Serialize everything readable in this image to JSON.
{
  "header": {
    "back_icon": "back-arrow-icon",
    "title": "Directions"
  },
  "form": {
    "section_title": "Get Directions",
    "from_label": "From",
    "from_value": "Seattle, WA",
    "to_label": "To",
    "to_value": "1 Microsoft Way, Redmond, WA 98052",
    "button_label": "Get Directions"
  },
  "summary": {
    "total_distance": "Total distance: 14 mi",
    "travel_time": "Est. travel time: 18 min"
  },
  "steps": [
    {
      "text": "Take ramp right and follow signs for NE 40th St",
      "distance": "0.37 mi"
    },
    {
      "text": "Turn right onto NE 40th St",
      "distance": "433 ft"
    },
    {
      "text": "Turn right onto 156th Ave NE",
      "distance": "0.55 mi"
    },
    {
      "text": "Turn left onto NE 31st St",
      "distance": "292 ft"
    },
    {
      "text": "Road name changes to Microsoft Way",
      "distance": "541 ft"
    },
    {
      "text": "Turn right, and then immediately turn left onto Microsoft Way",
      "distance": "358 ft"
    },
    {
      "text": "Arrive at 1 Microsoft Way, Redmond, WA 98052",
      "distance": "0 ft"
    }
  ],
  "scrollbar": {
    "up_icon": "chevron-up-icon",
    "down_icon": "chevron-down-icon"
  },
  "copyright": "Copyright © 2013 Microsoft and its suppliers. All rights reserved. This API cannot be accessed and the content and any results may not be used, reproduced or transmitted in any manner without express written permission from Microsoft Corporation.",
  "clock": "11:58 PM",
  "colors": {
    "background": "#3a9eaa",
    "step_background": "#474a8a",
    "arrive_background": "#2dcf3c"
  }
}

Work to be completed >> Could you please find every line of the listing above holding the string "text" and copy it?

Your solution >>
      "text": "Take ramp right and follow signs for NE 40th St",
      "text": "Turn right onto NE 40th St",
      "text": "Turn right onto 156th Ave NE",
      "text": "Turn left onto NE 31st St",
      "text": "Road name changes to Microsoft Way",
      "text": "Turn right, and then immediately turn left onto Microsoft Way",
      "text": "Arrive at 1 Microsoft Way, Redmond, WA 98052",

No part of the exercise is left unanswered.